EISENBERG: That they had a hit.


EISENBERG: So one of the things...


EISENBERG: ...That we loved with "Dinner And A Movie" is the punny recipe names. For example, for "Ghostbusters" the recipe was called I ain't afraid of no roast.


EISENBERG: So in this game we're going to give you the title of a film. You have to tell us the name of the real "Dinner And A Movie" recipe based on that film. And if you do well enough, listener Delfina Kopaki (ph) from Portland, Ore., will win an ASK ME ANOTHER Rubik's Cube.

GURWITCH: I'm going to try.

EISENBERG: I think it's going to be great.

GURWITCH: I sort of had to, like, excise those puns. I had a punectomy (ph) or something. It was...

EISENBERG: There you go.


EISENBERG: Guess what? It's multiple choice.

GURWITCH: Oh, yes.

EISENBERG: Yeah, look at that.

GURWITCH: Whoo (ph).

EISENBERG: Yeah, let's do it.


EISENBERG: OK, here's your first one.


EISENBERG: For "Basic Instinct," the recipe was called A, Sharon Stone crab cakes; B, the flash-fried psycho crab (laughter). It's fun to say.

GURWITCH: Oh, you're really making that sound good.

EISENBERG: And C, Michael Douglasparagus (ph) with bacon.


EISENBERG: Which one?

GURWITCH: I'm going to say it's Sharon Stone crab cakes.

EISENBERG: Yeah, that's right.



EISENBERG: That was the recipe. But I'm sure you considered uncrossed chicken thighs.


EISENBERG: I didn't write the movie.
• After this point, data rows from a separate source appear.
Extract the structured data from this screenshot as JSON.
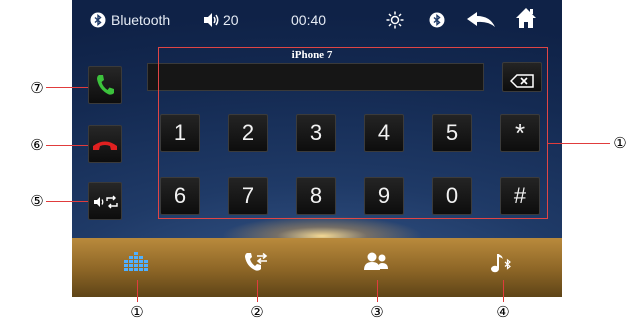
{
  "statusbar": {
    "bluetooth_label": "Bluetooth",
    "volume": "20",
    "time": "00:40",
    "icons": [
      "bluetooth-icon",
      "volume-icon",
      "brightness-icon",
      "bluetooth-icon",
      "back-icon",
      "home-icon"
    ]
  },
  "device_name": "iPhone 7",
  "dial_input": {
    "value": "",
    "backspace_icon": "backspace-icon"
  },
  "keypad": {
    "row1": [
      "1",
      "2",
      "3",
      "4",
      "5",
      "*"
    ],
    "row2": [
      "6",
      "7",
      "8",
      "9",
      "0",
      "#"
    ]
  },
  "side_buttons": [
    "call-icon",
    "hangup-icon",
    "audio-transfer-icon"
  ],
  "bottom_nav": [
    "dialpad-icon",
    "call-log-icon",
    "contacts-icon",
    "bt-music-icon"
  ],
  "callouts": {
    "keypad": "①",
    "call": "⑦",
    "hangup": "⑥",
    "transfer": "⑤",
    "nav1": "①",
    "nav2": "②",
    "nav3": "③",
    "nav4": "④"
  },
  "colors": {
    "screen_bg": "#1f3a67",
    "accent_green": "#3cc23c",
    "accent_red": "#e02020",
    "accent_blue": "#4fb0ff",
    "callout_line": "#e03c3c"
  }
}
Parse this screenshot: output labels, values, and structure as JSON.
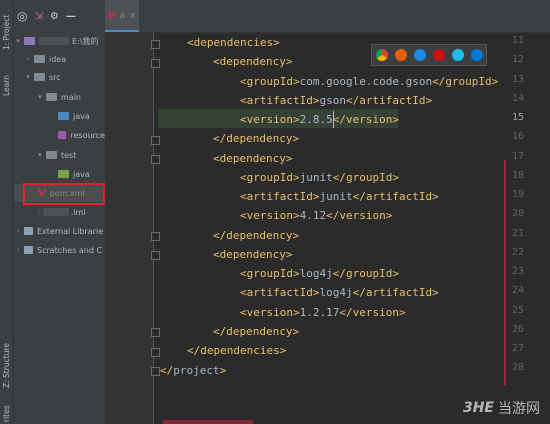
{
  "left_strip": {
    "project_label": "1: Project",
    "learn_label": "Learn",
    "structure_label": "Z: Structure",
    "favorites_label": "rites"
  },
  "project_tree": {
    "root_path": "E:\\我的",
    "items": [
      {
        "label": "idea"
      },
      {
        "label": "src"
      },
      {
        "label": "main"
      },
      {
        "label": "java"
      },
      {
        "label": "resource"
      },
      {
        "label": "test"
      },
      {
        "label": "java"
      },
      {
        "label": "pom.xml"
      },
      {
        "label": ".iml"
      },
      {
        "label": "External Librarie"
      },
      {
        "label": "Scratches and C"
      }
    ]
  },
  "tab": {
    "label": "a"
  },
  "browser_icons": [
    "chrome-icon",
    "firefox-icon",
    "safari-icon",
    "opera-icon",
    "ie-icon",
    "edge-icon"
  ],
  "code": {
    "line_numbers": [
      "11",
      "12",
      "13",
      "14",
      "15",
      "16",
      "17",
      "18",
      "19",
      "20",
      "21",
      "22",
      "23",
      "24",
      "25",
      "26",
      "27",
      "28"
    ],
    "dependencies_tag": "dependencies",
    "dependency_tag": "dependency",
    "groupId_tag": "groupId",
    "artifactId_tag": "artifactId",
    "version_tag": "version",
    "project_tag": "project",
    "deps": [
      {
        "group": "com.google.code.gson",
        "artifact": "gson",
        "version": "2.8.5"
      },
      {
        "group": "junit",
        "artifact": "junit",
        "version": "4.12"
      },
      {
        "group": "log4j",
        "artifact": "log4j",
        "version": "1.2.17"
      }
    ]
  },
  "watermark": {
    "text": "当游网"
  },
  "colors": {
    "tag": "#e8bf6a",
    "text": "#a9b7c6",
    "highlight": "#344134",
    "annotation_red": "#e0242c"
  }
}
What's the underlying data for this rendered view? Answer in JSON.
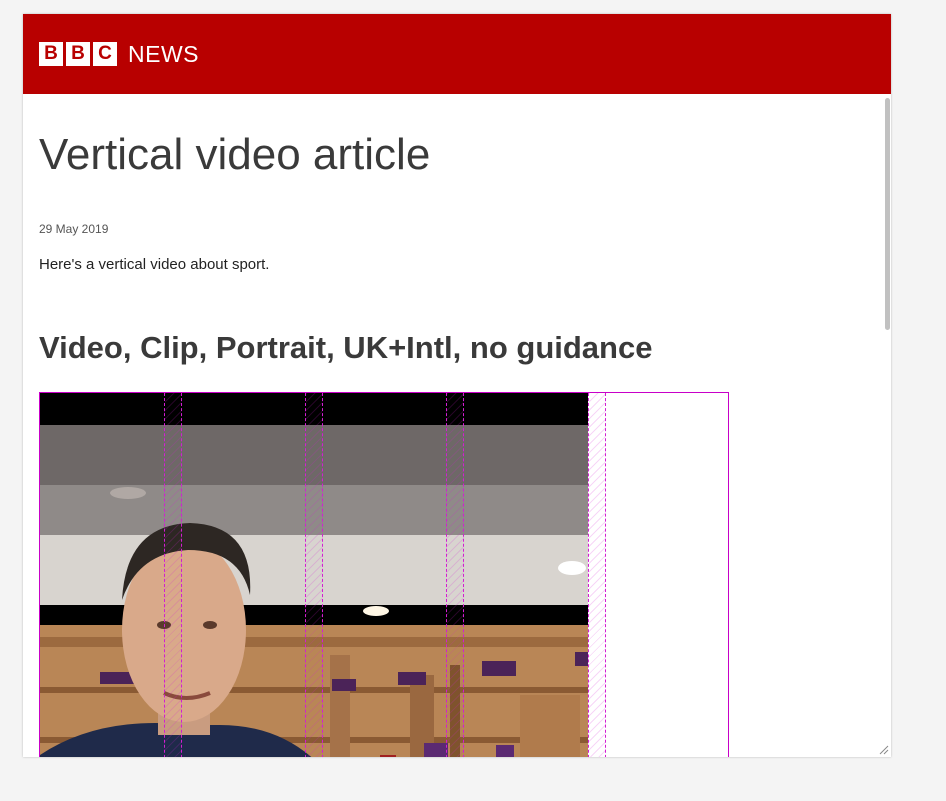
{
  "brand": {
    "letters": [
      "B",
      "B",
      "C"
    ],
    "section": "NEWS",
    "bar_color": "#b80000"
  },
  "article": {
    "title": "Vertical video article",
    "date": "29 May 2019",
    "intro": "Here's a vertical video about sport.",
    "media_heading": "Video, Clip, Portrait, UK+Intl, no guidance"
  },
  "media": {
    "kind": "vertical video player",
    "guide_color": "#c800c8"
  },
  "icons": {
    "resize": "resize-grip-icon"
  }
}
EISENBERG: All right. For "9 To 5," was it Jane fondue?


EISENBERG: B, what a way to make a liver?


EISENBERG: Or C, male chauvinist pig?


GURWITCH: It was male chauvinist pig.

EISENBERG: It sure was.


EISENBERG: For "Road House," was it A, bar brawl bouillabaisse; B, I used to roast duck with guys like you in prison...


EISENBERG: ...Or C, Patrick Swayze's cracked ribs and black eyed peas?

GURWITCH: Patrick Swayze's cracked ribs and black eyed peas.

EISENBERG: Yum yum. Yeah.


EISENBERG: For "City Slickers," was it A, mad cowboy chili; B, the legend of Curly's fries; or C, I carp bigger than you?

GURWITCH: It was the mad cowboy chili.

EISENBERG: Yes, it was. Yeah.


GURWITCH: We were - for some reason, like, we really heavy on the beef back in those. I don't know why, but we just did a lot of beef eating back in that day.

EISENBERG: For the dinner.

GURWITCH: I'm getting hungry.

EISENBERG: Yeah, just thinking about it. Puzzle Guru Art Chung, how did our special guest do? How did our special guest do?

ART CHUNG: Congratulations, Annabelle, you and listener Delfina Kopaki both win ASK ME ANOTHER Rubik's Cubes.




EISENBERG: Annabelle's latest book is called "Wherever You Go, There They Are: Stories About My Family You Might Relate To." Give it up one more time for Annabelle Gurwitch.